DATASET RECORDS →
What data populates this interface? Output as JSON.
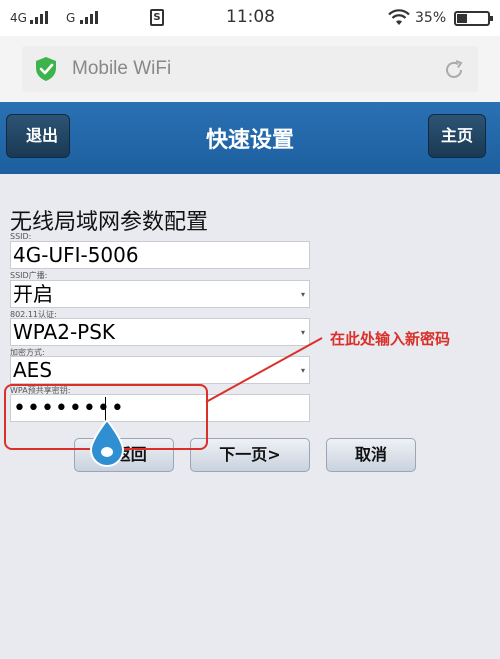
{
  "status_bar": {
    "signal1_label": "4G",
    "signal2_label": "G",
    "sim_icon": "S",
    "time": "11:08",
    "battery": "35%"
  },
  "browser": {
    "title": "Mobile WiFi",
    "secure_icon": "shield-check-icon",
    "reload_icon": "reload-icon"
  },
  "header": {
    "back_label": "退出",
    "title": "快速设置",
    "home_label": "主页",
    "color": "#2a71b3"
  },
  "form": {
    "section_title": "无线局域网参数配置",
    "ssid_label": "SSID:",
    "ssid_value": "4G-UFI-5006",
    "broadcast_label": "SSID广播:",
    "broadcast_value": "开启",
    "auth_label": "802.11认证:",
    "auth_value": "WPA2-PSK",
    "encryption_label": "加密方式:",
    "encryption_value": "AES",
    "psk_label": "WPA预共享密钥:",
    "psk_value": "••••••••"
  },
  "buttons": {
    "prev_label": "<返回",
    "next_label": "下一页>",
    "cancel_label": "取消"
  },
  "annotation": {
    "text": "在此处输入新密码",
    "color": "#d9302a"
  }
}
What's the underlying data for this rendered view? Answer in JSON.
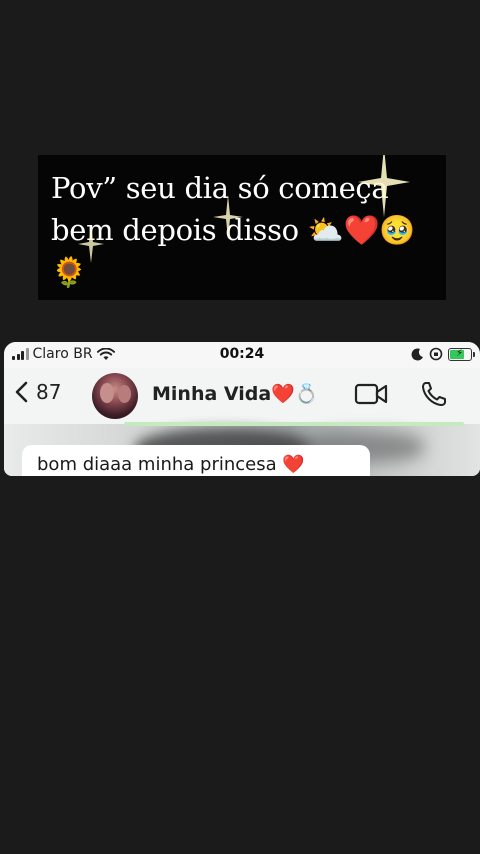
{
  "caption": {
    "line1": "Pov” seu dia só começa",
    "line2": "bem depois disso ⛅❤️🥹",
    "line3": "🌻"
  },
  "status_bar": {
    "carrier": "Claro BR",
    "time": "00:24",
    "battery_level": 0.75,
    "battery_color": "#34c759"
  },
  "chat_header": {
    "back_count": "87",
    "contact_name": "Minha Vida❤️💍"
  },
  "messages": [
    {
      "text": "bom diaaa minha princesa ❤️",
      "direction": "incoming"
    }
  ]
}
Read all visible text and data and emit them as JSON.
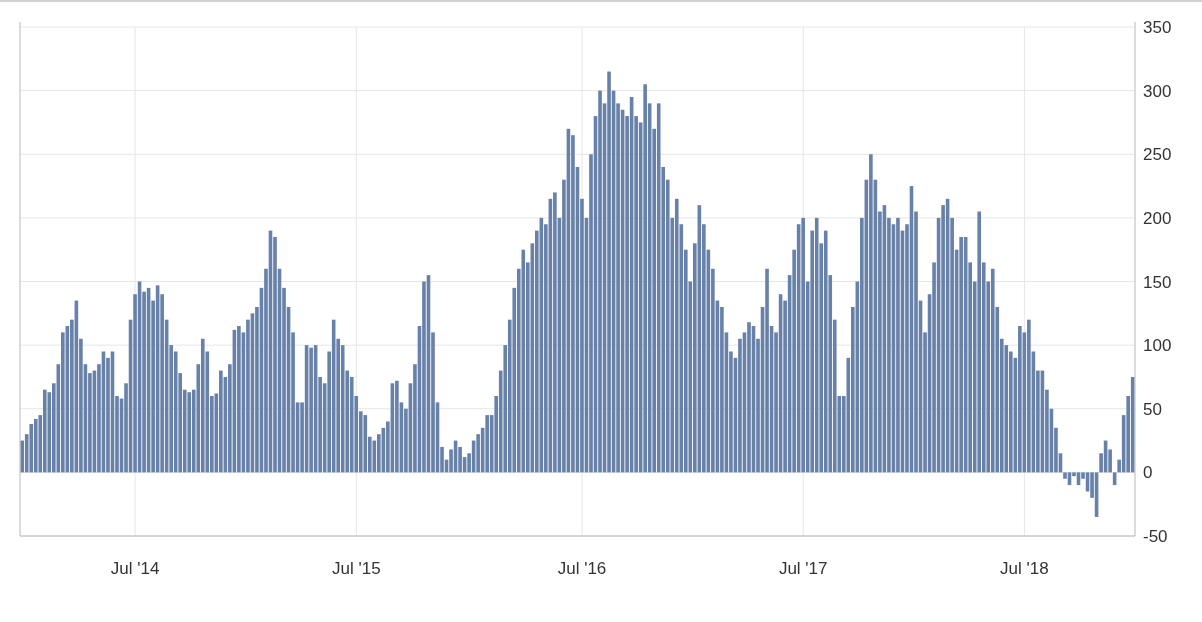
{
  "chart_data": {
    "type": "bar",
    "orientation": "vertical",
    "grid": true,
    "categories": [
      null,
      null,
      null,
      null,
      null,
      null,
      null,
      null,
      null,
      null,
      null,
      null,
      null,
      null,
      null,
      null,
      null,
      null,
      null,
      null,
      null,
      null,
      null,
      null,
      null,
      "Jul '14",
      null,
      null,
      null,
      null,
      null,
      null,
      null,
      null,
      null,
      null,
      null,
      null,
      null,
      null,
      null,
      null,
      null,
      null,
      null,
      null,
      null,
      null,
      null,
      null,
      null,
      null,
      null,
      null,
      null,
      null,
      null,
      null,
      null,
      null,
      null,
      null,
      null,
      null,
      null,
      null,
      null,
      null,
      null,
      null,
      null,
      null,
      null,
      null,
      "Jul '15",
      null,
      null,
      null,
      null,
      null,
      null,
      null,
      null,
      null,
      null,
      null,
      null,
      null,
      null,
      null,
      null,
      null,
      null,
      null,
      null,
      null,
      null,
      null,
      null,
      null,
      null,
      null,
      null,
      null,
      null,
      null,
      null,
      null,
      null,
      null,
      null,
      null,
      null,
      null,
      null,
      null,
      null,
      null,
      null,
      null,
      null,
      null,
      null,
      null,
      "Jul '16",
      null,
      null,
      null,
      null,
      null,
      null,
      null,
      null,
      null,
      null,
      null,
      null,
      null,
      null,
      null,
      null,
      null,
      null,
      null,
      null,
      null,
      null,
      null,
      null,
      null,
      null,
      null,
      null,
      null,
      null,
      null,
      null,
      null,
      null,
      null,
      null,
      null,
      null,
      null,
      null,
      null,
      null,
      null,
      null,
      null,
      null,
      null,
      null,
      "Jul '17",
      null,
      null,
      null,
      null,
      null,
      null,
      null,
      null,
      null,
      null,
      null,
      null,
      null,
      null,
      null,
      null,
      null,
      null,
      null,
      null,
      null,
      null,
      null,
      null,
      null,
      null,
      null,
      null,
      null,
      null,
      null,
      null,
      null,
      null,
      null,
      null,
      null,
      null,
      null,
      null,
      null,
      null,
      null,
      null,
      null,
      null,
      null,
      null,
      "Jul '18",
      null,
      null,
      null,
      null,
      null,
      null,
      null,
      null,
      null,
      null,
      null,
      null,
      null,
      null,
      null,
      null,
      null,
      null,
      null,
      null,
      null,
      null,
      null,
      null
    ],
    "values": [
      25,
      30,
      38,
      42,
      45,
      65,
      63,
      70,
      85,
      110,
      115,
      120,
      135,
      105,
      85,
      78,
      80,
      85,
      95,
      90,
      95,
      60,
      58,
      70,
      120,
      140,
      150,
      142,
      145,
      135,
      147,
      140,
      120,
      100,
      95,
      78,
      65,
      63,
      65,
      85,
      105,
      95,
      60,
      62,
      80,
      75,
      85,
      112,
      115,
      110,
      120,
      125,
      130,
      145,
      160,
      190,
      185,
      160,
      145,
      130,
      110,
      55,
      55,
      100,
      98,
      100,
      75,
      70,
      95,
      120,
      105,
      100,
      80,
      75,
      60,
      48,
      45,
      28,
      25,
      30,
      35,
      40,
      70,
      72,
      55,
      50,
      70,
      85,
      115,
      150,
      155,
      110,
      55,
      20,
      10,
      18,
      25,
      20,
      12,
      15,
      25,
      30,
      35,
      45,
      45,
      60,
      80,
      100,
      120,
      145,
      160,
      175,
      165,
      180,
      190,
      200,
      195,
      215,
      220,
      200,
      230,
      270,
      265,
      240,
      215,
      200,
      250,
      280,
      300,
      290,
      315,
      300,
      290,
      285,
      280,
      295,
      280,
      275,
      305,
      290,
      270,
      290,
      240,
      230,
      200,
      215,
      195,
      175,
      150,
      180,
      210,
      195,
      175,
      160,
      135,
      130,
      110,
      95,
      90,
      105,
      110,
      118,
      115,
      105,
      130,
      160,
      115,
      110,
      140,
      135,
      155,
      175,
      195,
      200,
      150,
      190,
      200,
      180,
      190,
      155,
      120,
      60,
      60,
      90,
      130,
      150,
      200,
      230,
      250,
      230,
      205,
      210,
      200,
      195,
      200,
      190,
      195,
      225,
      205,
      135,
      110,
      140,
      165,
      200,
      210,
      215,
      200,
      175,
      185,
      185,
      165,
      150,
      205,
      165,
      150,
      160,
      130,
      105,
      100,
      95,
      90,
      115,
      110,
      120,
      95,
      80,
      80,
      65,
      50,
      35,
      15,
      -5,
      -10,
      -3,
      -10,
      -5,
      -15,
      -20,
      -35,
      15,
      25,
      18,
      -10,
      10,
      45,
      60,
      75
    ],
    "ylim": [
      -50,
      350
    ],
    "yticks": [
      -50,
      0,
      50,
      100,
      150,
      200,
      250,
      300,
      350
    ]
  }
}
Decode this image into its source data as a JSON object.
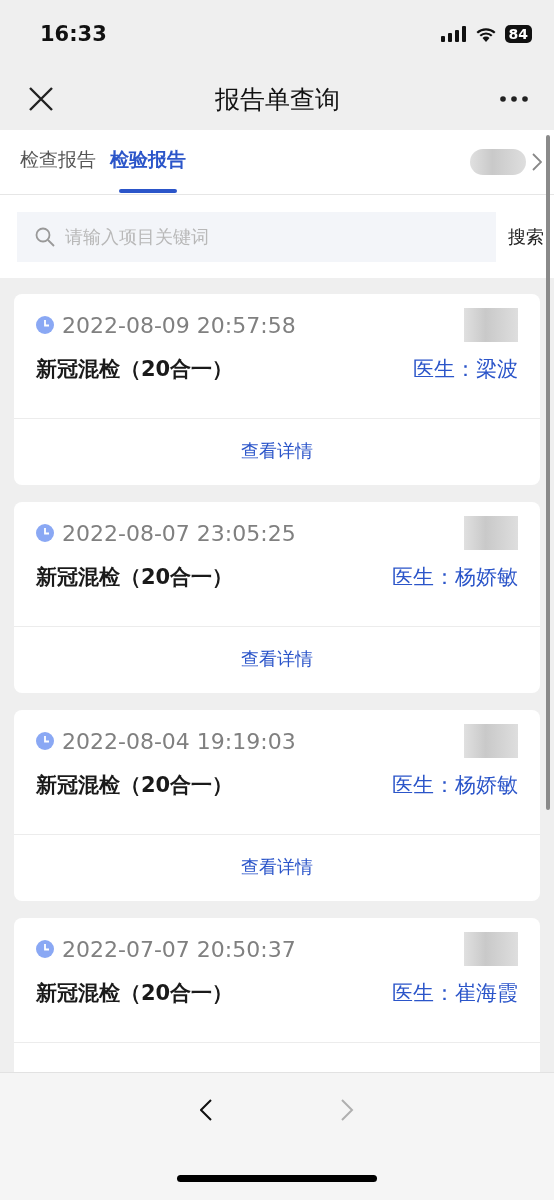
{
  "status_bar": {
    "time": "16:33",
    "battery": "84"
  },
  "nav_bar": {
    "title": "报告单查询"
  },
  "tabs": [
    {
      "label": "检查报告",
      "selected": false
    },
    {
      "label": "检验报告",
      "selected": true
    }
  ],
  "search": {
    "placeholder": "请输入项目关键词",
    "button": "搜索"
  },
  "reports": [
    {
      "time": "2022-08-09 20:57:58",
      "name": "新冠混检（20合一）",
      "doctor": "医生：梁波",
      "details": "查看详情"
    },
    {
      "time": "2022-08-07 23:05:25",
      "name": "新冠混检（20合一）",
      "doctor": "医生：杨娇敏",
      "details": "查看详情"
    },
    {
      "time": "2022-08-04 19:19:03",
      "name": "新冠混检（20合一）",
      "doctor": "医生：杨娇敏",
      "details": "查看详情"
    },
    {
      "time": "2022-07-07 20:50:37",
      "name": "新冠混检（20合一）",
      "doctor": "医生：崔海霞"
    }
  ],
  "browser_nav": [
    {
      "kind": "back",
      "disabled": false
    },
    {
      "kind": "forward",
      "disabled": true
    }
  ]
}
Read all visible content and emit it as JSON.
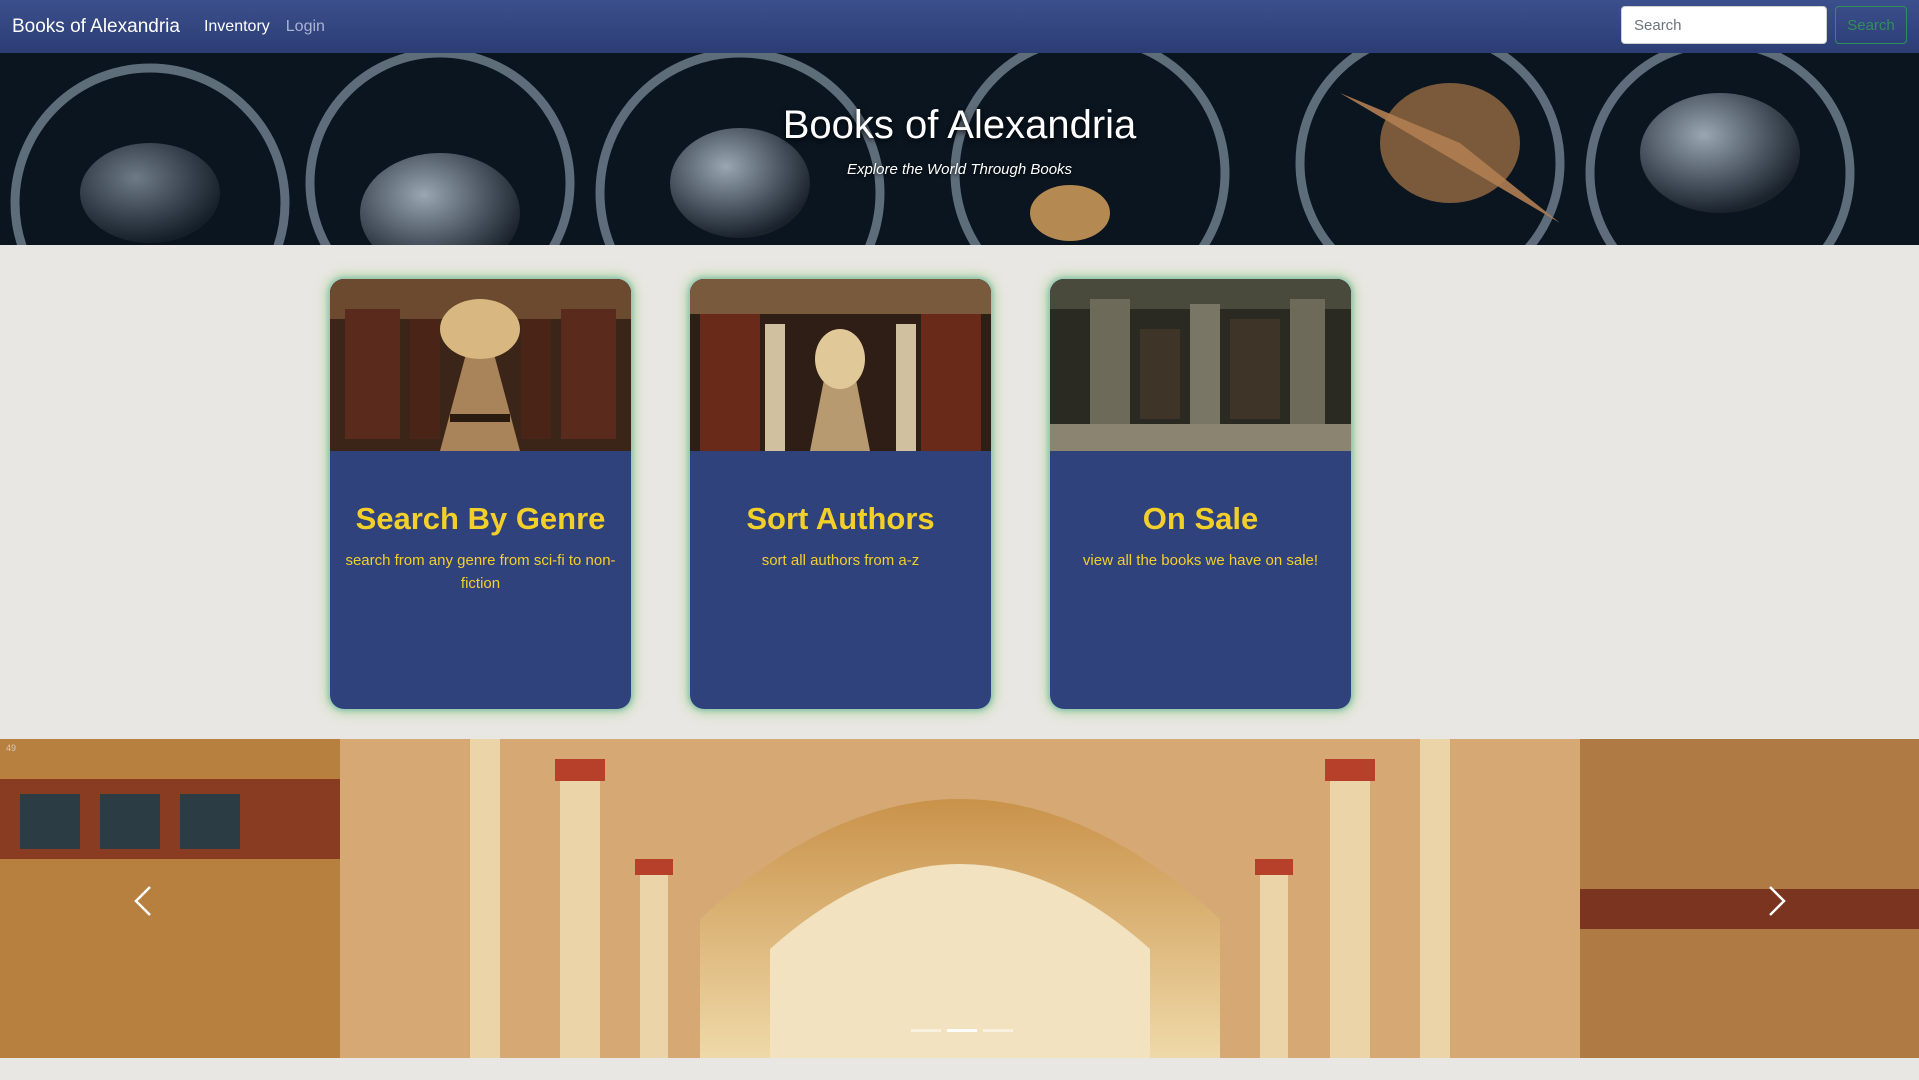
{
  "navbar": {
    "brand": "Books of Alexandria",
    "links": [
      {
        "label": "Inventory",
        "active": true
      },
      {
        "label": "Login",
        "active": false
      }
    ],
    "search_placeholder": "Search",
    "search_button": "Search"
  },
  "hero": {
    "title": "Books of Alexandria",
    "subtitle": "Explore the World Through Books"
  },
  "cards": [
    {
      "title": "Search By Genre",
      "text": "search from any genre from sci-fi to non-fiction"
    },
    {
      "title": "Sort Authors",
      "text": "sort all authors from a-z"
    },
    {
      "title": "On Sale",
      "text": "view all the books we have on sale!"
    }
  ],
  "carousel": {
    "slide_number": "49",
    "prev_icon": "chevron-left-icon",
    "next_icon": "chevron-right-icon",
    "indicator_count": 3,
    "active_indicator": 1
  },
  "colors": {
    "navbar": "#2c3d75",
    "card_bg": "#2f427c",
    "card_text": "#f3cf2a",
    "page_bg": "#e9e7e3",
    "search_button": "#2f8f5a"
  }
}
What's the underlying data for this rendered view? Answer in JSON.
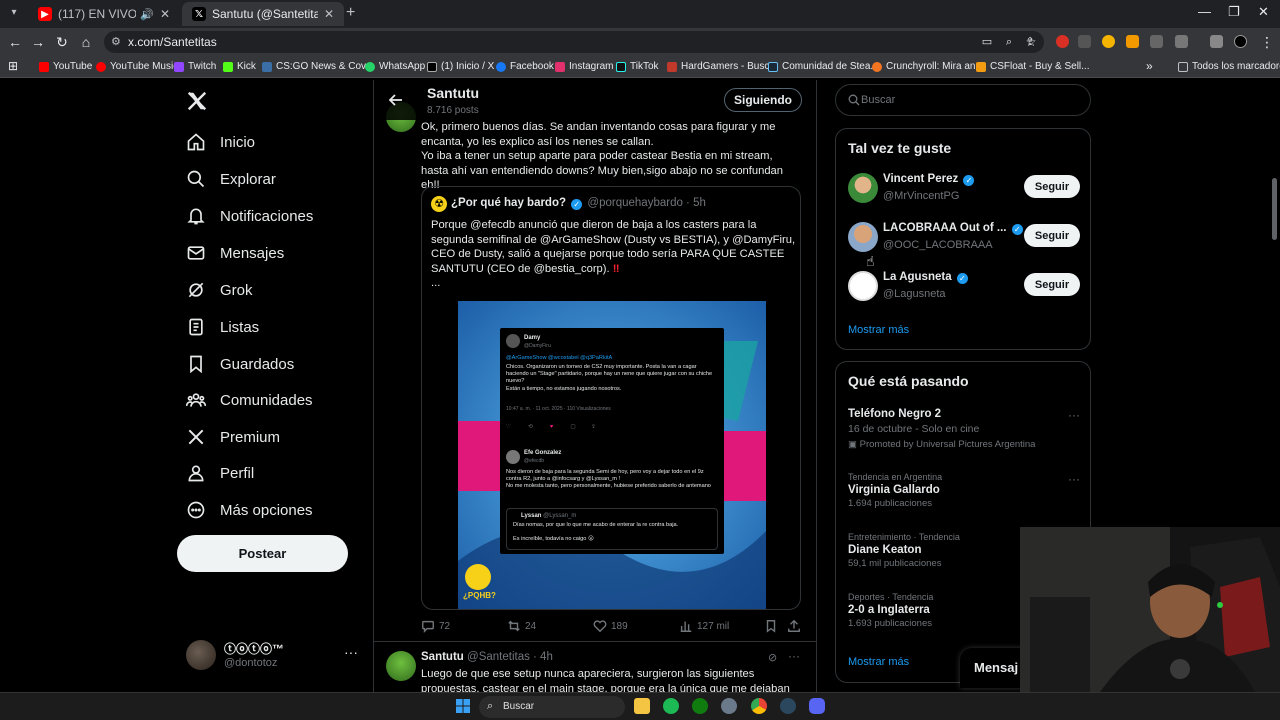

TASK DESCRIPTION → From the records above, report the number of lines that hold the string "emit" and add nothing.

WRITTEN REPLY → 2